Task brief:
Please set down each of the lines below once more, exactly, omitting all pictures.

Material to process:
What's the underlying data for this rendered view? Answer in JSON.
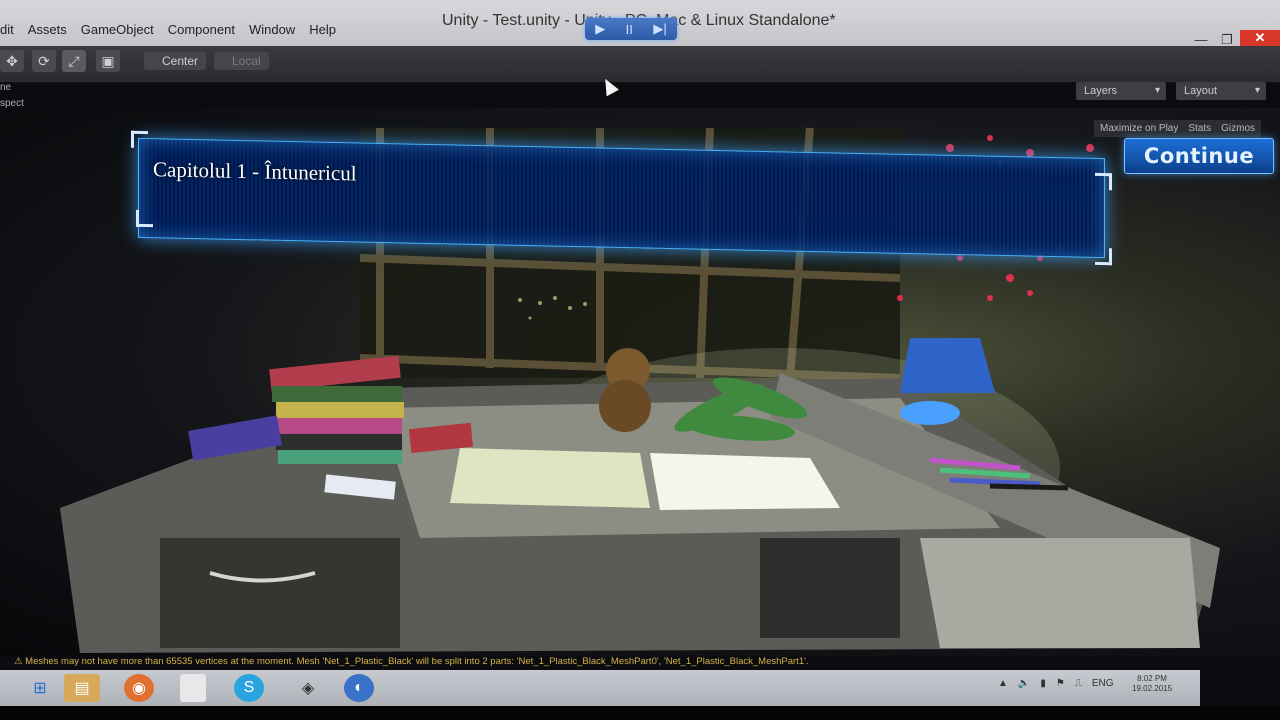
{
  "window": {
    "title": "Unity - Test.unity - Unity - PC, Mac & Linux Standalone*",
    "min_symbol": "—",
    "max_symbol": "❐",
    "close_symbol": "✕"
  },
  "menu": [
    "dit",
    "Assets",
    "GameObject",
    "Component",
    "Window",
    "Help"
  ],
  "toolbar": {
    "tools": [
      "move-icon",
      "rotate-icon",
      "scale-icon",
      "rect-icon"
    ],
    "pivot_center": "Center",
    "pivot_local": "Local",
    "play_icons": [
      "▶",
      "II",
      "▶|"
    ],
    "layers": "Layers",
    "layout": "Layout"
  },
  "side_labels": [
    "ne",
    "spect"
  ],
  "game_view": {
    "maximize_on_play": "Maximize on Play",
    "stats": "Stats",
    "gizmos": "Gizmos",
    "chapter_title": "Capitolul 1 - Întunericul",
    "continue_label": "Continue"
  },
  "console": {
    "message": "⚠ Meshes may not have more than 65535 vertices at the moment. Mesh 'Net_1_Plastic_Black' will be split into 2 parts: 'Net_1_Plastic_Black_MeshPart0', 'Net_1_Plastic_Black_MeshPart1'.",
    "color": "#d6b34c"
  },
  "taskbar": {
    "apps": [
      "windows-start-icon",
      "file-explorer-icon",
      "firefox-icon",
      "blank-app-icon",
      "skype-icon",
      "unity-icon",
      "app-icon"
    ],
    "language": "ENG",
    "time": "8:02 PM",
    "date": "19.02.2015"
  },
  "colors": {
    "banner_border": "#46b3ff",
    "continue_bg": "#1c6fd8",
    "play_active": "#4a79c7"
  }
}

Exercise result:
What's the underlying data for this rendered view? Answer in JSON.
{
  "window": {
    "title": "Unity - Test.unity - Unity - PC, Mac & Linux Standalone*",
    "min_symbol": "—",
    "max_symbol": "❐",
    "close_symbol": "✕"
  },
  "menu": [
    "dit",
    "Assets",
    "GameObject",
    "Component",
    "Window",
    "Help"
  ],
  "toolbar": {
    "tools": [
      "move-icon",
      "rotate-icon",
      "scale-icon",
      "rect-icon"
    ],
    "pivot_center": "Center",
    "pivot_local": "Local",
    "play_icons": [
      "▶",
      "II",
      "▶|"
    ],
    "layers": "Layers",
    "layout": "Layout"
  },
  "side_labels": [
    "ne",
    "spect"
  ],
  "game_view": {
    "maximize_on_play": "Maximize on Play",
    "stats": "Stats",
    "gizmos": "Gizmos",
    "chapter_title": "Capitolul 1 - Întunericul",
    "continue_label": "Continue"
  },
  "console": {
    "message": "⚠ Meshes may not have more than 65535 vertices at the moment. Mesh 'Net_1_Plastic_Black' will be split into 2 parts: 'Net_1_Plastic_Black_MeshPart0', 'Net_1_Plastic_Black_MeshPart1'.",
    "color": "#d6b34c"
  },
  "taskbar": {
    "apps": [
      "windows-start-icon",
      "file-explorer-icon",
      "firefox-icon",
      "blank-app-icon",
      "skype-icon",
      "unity-icon",
      "app-icon"
    ],
    "language": "ENG",
    "time": "8:02 PM",
    "date": "19.02.2015"
  },
  "colors": {
    "banner_border": "#46b3ff",
    "continue_bg": "#1c6fd8",
    "play_active": "#4a79c7"
  }
}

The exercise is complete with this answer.